UNICEF India has a longstanding relationship with BCCI, the Board of Control for Cricket in India, dating back to 1986 when players came out to support and promote polio prevention.
"Having a celebrity of this magnitude, who is instantly recognizable to cricket fans not only in India but around the world, will help us mobilize millions of young people," said Karin Hulshof, UNICEF Representative in India. "Lending free-of-charge his image to promote handwashing with soap will undoubtedly save many children's lives."
"Having two young children, I constantly have to remind them to wash their hands before and after meals," Tendulkar said. "I wanted to be a part of this campaign, because washing hands with soap can keep children safe and healthy and protect them against deadly disease."
The Indian campaign is part of a global movement uniting millions of children in 52 countries across five continents as part of the International Year of Sanitation 2008. Nearly half of the world's population, or 2.6 billion people, to not have access to adequate sanitation. This dire situation has widespread implications on human health, child survival, economic productivity and pollution of living spaces and water resources.
Washing hands with soap is one of the most cost-effective health measures to prevent diarrhoea, the second biggest killer of children in India. Proper handwashing can reduce diarrhoeal cases by 47 per cent and acute respiratory illnesses by 30 per cent.
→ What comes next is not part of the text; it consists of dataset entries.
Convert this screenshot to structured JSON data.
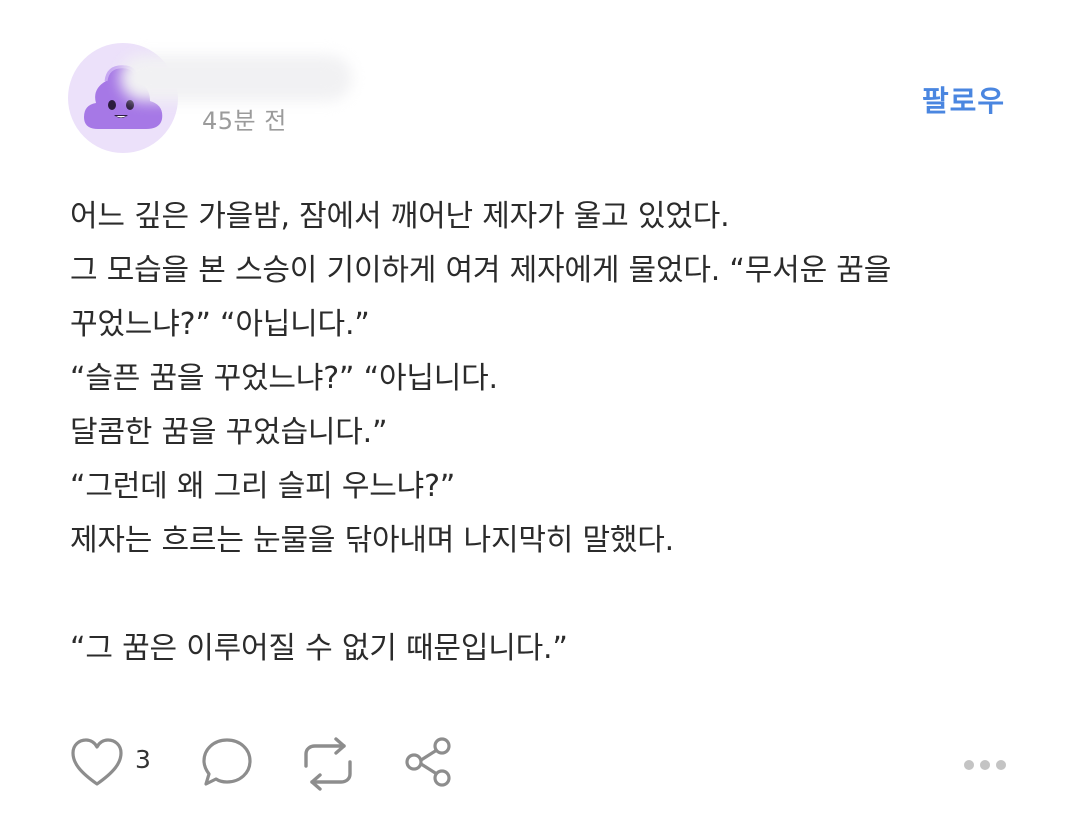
{
  "header": {
    "time": "45분 전",
    "follow_label": "팔로우"
  },
  "content": {
    "lines": [
      "어느 깊은 가을밤, 잠에서 깨어난 제자가 울고 있었다.",
      "그 모습을 본 스승이 기이하게 여겨 제자에게 물었다. “무서운 꿈을",
      "꾸었느냐?” “아닙니다.”",
      "“슬픈 꿈을 꾸었느냐?” “아닙니다.",
      "달콤한 꿈을 꾸었습니다.”",
      "“그런데 왜 그리 슬피 우느냐?”",
      "제자는 흐르는 눈물을 닦아내며 나지막히 말했다.",
      "",
      "“그 꿈은 이루어질 수 없기 때문입니다.”"
    ]
  },
  "actions": {
    "like_count": "3",
    "icons": [
      "heart-icon",
      "comment-icon",
      "repost-icon",
      "share-icon",
      "more-icon"
    ]
  },
  "colors": {
    "accent": "#4a86e0",
    "avatar_bg": "#ece1fa",
    "mascot": "#a678e6",
    "icon": "#8d8d8d"
  }
}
Washing hands and using toilets properly impacts not only health, but also education. The sanitation coverage in Indian schools is estimated to be about 58 per cent. However, providing private and separate sanitary latrines in school can increase girls' enrolment by 11 per cent. Proper sanitation facilities in schools can drastically improve the chances of a girl finishing her education. Currently, only 34 per cent of India's girls are completing their schooling.
This campaign highlights the need to wash hands with soap before meals and after defecation. Human excreta is the essence of the sanitation challenge. One gram of faeces can contain 10 million viruses, 1 million bacteria, 1,000 parasite cysts and 100 parasite eggs.
Sachin Tendulakar is an Indian cricketer widely regarded as one of the greatest batsmen in the history of cricket. Known as the "Master Blaster," Tendulkar is the first player to score 10,000 runs in one-day internationals, and is among only three batsmen, and the first Indian, to surpass 11,000 runs in test cricket.